▸ **Directions for this task**: This exercise asks for every record to be output again exactly.

[Element data from apps and pages]
>>>>

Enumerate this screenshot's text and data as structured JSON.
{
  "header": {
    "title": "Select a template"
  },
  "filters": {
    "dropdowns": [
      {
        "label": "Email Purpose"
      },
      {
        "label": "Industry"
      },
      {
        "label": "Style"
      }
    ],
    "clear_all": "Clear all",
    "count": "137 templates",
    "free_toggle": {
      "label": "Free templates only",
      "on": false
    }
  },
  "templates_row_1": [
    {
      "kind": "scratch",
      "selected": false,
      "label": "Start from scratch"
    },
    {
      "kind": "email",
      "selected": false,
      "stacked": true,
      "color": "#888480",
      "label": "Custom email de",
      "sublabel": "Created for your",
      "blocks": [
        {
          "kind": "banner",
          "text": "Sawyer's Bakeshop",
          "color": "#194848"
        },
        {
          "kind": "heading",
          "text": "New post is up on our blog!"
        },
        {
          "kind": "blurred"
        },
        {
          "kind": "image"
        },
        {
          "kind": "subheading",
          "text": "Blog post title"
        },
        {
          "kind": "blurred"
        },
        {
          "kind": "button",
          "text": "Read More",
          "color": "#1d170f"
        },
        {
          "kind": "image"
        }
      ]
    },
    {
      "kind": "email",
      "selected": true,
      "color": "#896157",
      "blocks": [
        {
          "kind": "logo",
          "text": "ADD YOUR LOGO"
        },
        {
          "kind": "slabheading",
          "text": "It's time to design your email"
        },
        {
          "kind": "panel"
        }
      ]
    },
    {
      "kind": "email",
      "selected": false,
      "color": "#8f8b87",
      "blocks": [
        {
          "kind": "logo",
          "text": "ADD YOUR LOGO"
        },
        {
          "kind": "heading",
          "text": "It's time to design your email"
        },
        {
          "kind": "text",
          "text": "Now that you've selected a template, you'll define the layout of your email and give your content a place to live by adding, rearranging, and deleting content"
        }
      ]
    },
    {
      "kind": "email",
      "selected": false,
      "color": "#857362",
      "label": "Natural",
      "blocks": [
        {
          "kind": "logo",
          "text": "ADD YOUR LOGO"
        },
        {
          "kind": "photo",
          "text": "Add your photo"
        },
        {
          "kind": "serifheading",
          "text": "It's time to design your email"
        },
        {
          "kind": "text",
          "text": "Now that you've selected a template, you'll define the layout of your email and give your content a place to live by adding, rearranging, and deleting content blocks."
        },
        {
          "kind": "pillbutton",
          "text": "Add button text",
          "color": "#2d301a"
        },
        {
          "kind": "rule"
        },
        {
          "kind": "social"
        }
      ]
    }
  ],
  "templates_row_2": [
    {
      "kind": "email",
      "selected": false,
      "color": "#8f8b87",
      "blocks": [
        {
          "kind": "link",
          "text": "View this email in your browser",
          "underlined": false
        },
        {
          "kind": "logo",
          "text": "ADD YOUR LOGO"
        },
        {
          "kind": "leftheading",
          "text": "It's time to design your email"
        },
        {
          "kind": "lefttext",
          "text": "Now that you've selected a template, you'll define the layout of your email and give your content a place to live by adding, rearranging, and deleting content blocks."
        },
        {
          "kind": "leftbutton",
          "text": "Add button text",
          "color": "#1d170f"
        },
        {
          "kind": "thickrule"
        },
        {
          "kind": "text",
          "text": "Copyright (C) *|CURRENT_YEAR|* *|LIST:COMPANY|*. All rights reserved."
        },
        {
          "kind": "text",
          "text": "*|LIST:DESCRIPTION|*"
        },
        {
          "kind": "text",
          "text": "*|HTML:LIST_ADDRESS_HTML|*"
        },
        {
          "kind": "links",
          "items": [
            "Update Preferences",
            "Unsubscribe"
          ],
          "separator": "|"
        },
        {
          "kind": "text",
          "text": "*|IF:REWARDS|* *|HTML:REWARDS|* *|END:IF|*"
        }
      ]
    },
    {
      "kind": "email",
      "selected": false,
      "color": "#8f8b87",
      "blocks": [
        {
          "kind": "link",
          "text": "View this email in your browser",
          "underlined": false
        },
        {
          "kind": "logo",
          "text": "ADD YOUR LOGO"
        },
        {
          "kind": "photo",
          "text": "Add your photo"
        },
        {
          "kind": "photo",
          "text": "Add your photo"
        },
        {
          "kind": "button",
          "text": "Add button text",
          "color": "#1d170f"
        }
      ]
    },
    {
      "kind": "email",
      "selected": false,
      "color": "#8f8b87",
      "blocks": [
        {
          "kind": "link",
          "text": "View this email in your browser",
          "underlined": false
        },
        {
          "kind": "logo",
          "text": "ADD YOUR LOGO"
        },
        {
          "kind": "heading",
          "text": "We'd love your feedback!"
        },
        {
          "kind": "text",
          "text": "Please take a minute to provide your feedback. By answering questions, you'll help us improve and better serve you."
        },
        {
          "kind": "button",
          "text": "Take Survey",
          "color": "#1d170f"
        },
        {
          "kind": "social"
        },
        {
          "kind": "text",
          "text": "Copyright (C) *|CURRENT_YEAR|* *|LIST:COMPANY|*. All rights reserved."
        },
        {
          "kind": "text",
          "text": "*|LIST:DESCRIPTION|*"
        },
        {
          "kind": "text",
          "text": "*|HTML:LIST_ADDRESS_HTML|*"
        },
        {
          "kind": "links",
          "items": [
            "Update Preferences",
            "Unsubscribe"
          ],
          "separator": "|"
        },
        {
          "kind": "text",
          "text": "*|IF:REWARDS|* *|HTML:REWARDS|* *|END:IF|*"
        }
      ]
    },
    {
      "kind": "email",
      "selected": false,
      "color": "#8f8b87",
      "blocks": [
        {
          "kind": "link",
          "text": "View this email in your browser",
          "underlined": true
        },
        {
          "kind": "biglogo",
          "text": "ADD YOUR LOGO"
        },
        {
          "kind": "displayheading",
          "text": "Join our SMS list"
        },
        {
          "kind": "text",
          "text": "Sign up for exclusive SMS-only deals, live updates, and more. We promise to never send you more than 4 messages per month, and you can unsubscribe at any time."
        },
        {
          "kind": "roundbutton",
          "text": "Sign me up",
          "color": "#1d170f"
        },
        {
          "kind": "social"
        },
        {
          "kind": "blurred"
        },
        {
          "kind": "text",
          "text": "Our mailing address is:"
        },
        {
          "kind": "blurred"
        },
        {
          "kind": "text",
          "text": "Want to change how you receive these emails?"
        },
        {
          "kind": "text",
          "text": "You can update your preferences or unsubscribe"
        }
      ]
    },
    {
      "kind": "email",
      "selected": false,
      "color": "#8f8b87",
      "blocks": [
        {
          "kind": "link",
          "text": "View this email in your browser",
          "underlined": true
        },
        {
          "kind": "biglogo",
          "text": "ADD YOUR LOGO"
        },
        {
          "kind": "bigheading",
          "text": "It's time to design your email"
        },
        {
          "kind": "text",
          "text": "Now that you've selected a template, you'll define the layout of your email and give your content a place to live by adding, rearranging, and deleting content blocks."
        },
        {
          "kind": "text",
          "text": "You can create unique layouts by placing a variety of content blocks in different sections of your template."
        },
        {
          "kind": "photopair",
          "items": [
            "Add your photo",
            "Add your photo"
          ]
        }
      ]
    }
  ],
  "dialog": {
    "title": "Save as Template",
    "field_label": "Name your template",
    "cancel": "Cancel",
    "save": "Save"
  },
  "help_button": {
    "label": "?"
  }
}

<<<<

▸ **Exercise output**:
Enumerate this screenshot's text and data as structured JSON.
{
  "header": {
    "title": "Select a template"
  },
  "filters": {
    "dropdowns": [
      {
        "label": "Email Purpose"
      },
      {
        "label": "Industry"
      },
      {
        "label": "Style"
      }
    ],
    "clear_all": "Clear all",
    "count": "137 templates",
    "free_toggle": {
      "label": "Free templates only",
      "on": false
    }
  },
  "templates_row_1": [
    {
      "kind": "scratch",
      "selected": false,
      "label": "Start from scratch"
    },
    {
      "kind": "email",
      "selected": false,
      "stacked": true,
      "color": "#888480",
      "label": "Custom email de",
      "sublabel": "Created for your",
      "blocks": [
        {
          "kind": "banner",
          "text": "Sawyer's Bakeshop",
          "color": "#194848"
        },
        {
          "kind": "heading",
          "text": "New post is up on our blog!"
        },
        {
          "kind": "blurred"
        },
        {
          "kind": "image"
        },
        {
          "kind": "subheading",
          "text": "Blog post title"
        },
        {
          "kind": "blurred"
        },
        {
          "kind": "button",
          "text": "Read More",
          "color": "#1d170f"
        },
        {
          "kind": "image"
        }
      ]
    },
    {
      "kind": "email",
      "selected": true,
      "color": "#896157",
      "blocks": [
        {
          "kind": "logo",
          "text": "ADD YOUR LOGO"
        },
        {
          "kind": "slabheading",
          "text": "It's time to design your email"
        },
        {
          "kind": "panel"
        }
      ]
    },
    {
      "kind": "email",
      "selected": false,
      "color": "#8f8b87",
      "blocks": [
        {
          "kind": "logo",
          "text": "ADD YOUR LOGO"
        },
        {
          "kind": "heading",
          "text": "It's time to design your email"
        },
        {
          "kind": "text",
          "text": "Now that you've selected a template, you'll define the layout of your email and give your content a place to live by adding, rearranging, and deleting content"
        }
      ]
    },
    {
      "kind": "email",
      "selected": false,
      "color": "#857362",
      "label": "Natural",
      "blocks": [
        {
          "kind": "logo",
          "text": "ADD YOUR LOGO"
        },
        {
          "kind": "photo",
          "text": "Add your photo"
        },
        {
          "kind": "serifheading",
          "text": "It's time to design your email"
        },
        {
          "kind": "text",
          "text": "Now that you've selected a template, you'll define the layout of your email and give your content a place to live by adding, rearranging, and deleting content blocks."
        },
        {
          "kind": "pillbutton",
          "text": "Add button text",
          "color": "#2d301a"
        },
        {
          "kind": "rule"
        },
        {
          "kind": "social"
        }
      ]
    }
  ],
  "templates_row_2": [
    {
      "kind": "email",
      "selected": false,
      "color": "#8f8b87",
      "blocks": [
        {
          "kind": "link",
          "text": "View this email in your browser",
          "underlined": false
        },
        {
          "kind": "logo",
          "text": "ADD YOUR LOGO"
        },
        {
          "kind": "leftheading",
          "text": "It's time to design your email"
        },
        {
          "kind": "lefttext",
          "text": "Now that you've selected a template, you'll define the layout of your email and give your content a place to live by adding, rearranging, and deleting content blocks."
        },
        {
          "kind": "leftbutton",
          "text": "Add button text",
          "color": "#1d170f"
        },
        {
          "kind": "thickrule"
        },
        {
          "kind": "text",
          "text": "Copyright (C) *|CURRENT_YEAR|* *|LIST:COMPANY|*. All rights reserved."
        },
        {
          "kind": "text",
          "text": "*|LIST:DESCRIPTION|*"
        },
        {
          "kind": "text",
          "text": "*|HTML:LIST_ADDRESS_HTML|*"
        },
        {
          "kind": "links",
          "items": [
            "Update Preferences",
            "Unsubscribe"
          ],
          "separator": "|"
        },
        {
          "kind": "text",
          "text": "*|IF:REWARDS|* *|HTML:REWARDS|* *|END:IF|*"
        }
      ]
    },
    {
      "kind": "email",
      "selected": false,
      "color": "#8f8b87",
      "blocks": [
        {
          "kind": "link",
          "text": "View this email in your browser",
          "underlined": false
        },
        {
          "kind": "logo",
          "text": "ADD YOUR LOGO"
        },
        {
          "kind": "photo",
          "text": "Add your photo"
        },
        {
          "kind": "photo",
          "text": "Add your photo"
        },
        {
          "kind": "button",
          "text": "Add button text",
          "color": "#1d170f"
        }
      ]
    },
    {
      "kind": "email",
      "selected": false,
      "color": "#8f8b87",
      "blocks": [
        {
          "kind": "link",
          "text": "View this email in your browser",
          "underlined": false
        },
        {
          "kind": "logo",
          "text": "ADD YOUR LOGO"
        },
        {
          "kind": "heading",
          "text": "We'd love your feedback!"
        },
        {
          "kind": "text",
          "text": "Please take a minute to provide your feedback. By answering questions, you'll help us improve and better serve you."
        },
        {
          "kind": "button",
          "text": "Take Survey",
          "color": "#1d170f"
        },
        {
          "kind": "social"
        },
        {
          "kind": "text",
          "text": "Copyright (C) *|CURRENT_YEAR|* *|LIST:COMPANY|*. All rights reserved."
        },
        {
          "kind": "text",
          "text": "*|LIST:DESCRIPTION|*"
        },
        {
          "kind": "text",
          "text": "*|HTML:LIST_ADDRESS_HTML|*"
        },
        {
          "kind": "links",
          "items": [
            "Update Preferences",
            "Unsubscribe"
          ],
          "separator": "|"
        },
        {
          "kind": "text",
          "text": "*|IF:REWARDS|* *|HTML:REWARDS|* *|END:IF|*"
        }
      ]
    },
    {
      "kind": "email",
      "selected": false,
      "color": "#8f8b87",
      "blocks": [
        {
          "kind": "link",
          "text": "View this email in your browser",
          "underlined": true
        },
        {
          "kind": "biglogo",
          "text": "ADD YOUR LOGO"
        },
        {
          "kind": "displayheading",
          "text": "Join our SMS list"
        },
        {
          "kind": "text",
          "text": "Sign up for exclusive SMS-only deals, live updates, and more. We promise to never send you more than 4 messages per month, and you can unsubscribe at any time."
        },
        {
          "kind": "roundbutton",
          "text": "Sign me up",
          "color": "#1d170f"
        },
        {
          "kind": "social"
        },
        {
          "kind": "blurred"
        },
        {
          "kind": "text",
          "text": "Our mailing address is:"
        },
        {
          "kind": "blurred"
        },
        {
          "kind": "text",
          "text": "Want to change how you receive these emails?"
        },
        {
          "kind": "text",
          "text": "You can update your preferences or unsubscribe"
        }
      ]
    },
    {
      "kind": "email",
      "selected": false,
      "color": "#8f8b87",
      "blocks": [
        {
          "kind": "link",
          "text": "View this email in your browser",
          "underlined": true
        },
        {
          "kind": "biglogo",
          "text": "ADD YOUR LOGO"
        },
        {
          "kind": "bigheading",
          "text": "It's time to design your email"
        },
        {
          "kind": "text",
          "text": "Now that you've selected a template, you'll define the layout of your email and give your content a place to live by adding, rearranging, and deleting content blocks."
        },
        {
          "kind": "text",
          "text": "You can create unique layouts by placing a variety of content blocks in different sections of your template."
        },
        {
          "kind": "photopair",
          "items": [
            "Add your photo",
            "Add your photo"
          ]
        }
      ]
    }
  ],
  "dialog": {
    "title": "Save as Template",
    "field_label": "Name your template",
    "cancel": "Cancel",
    "save": "Save"
  },
  "help_button": {
    "label": "?"
  }
}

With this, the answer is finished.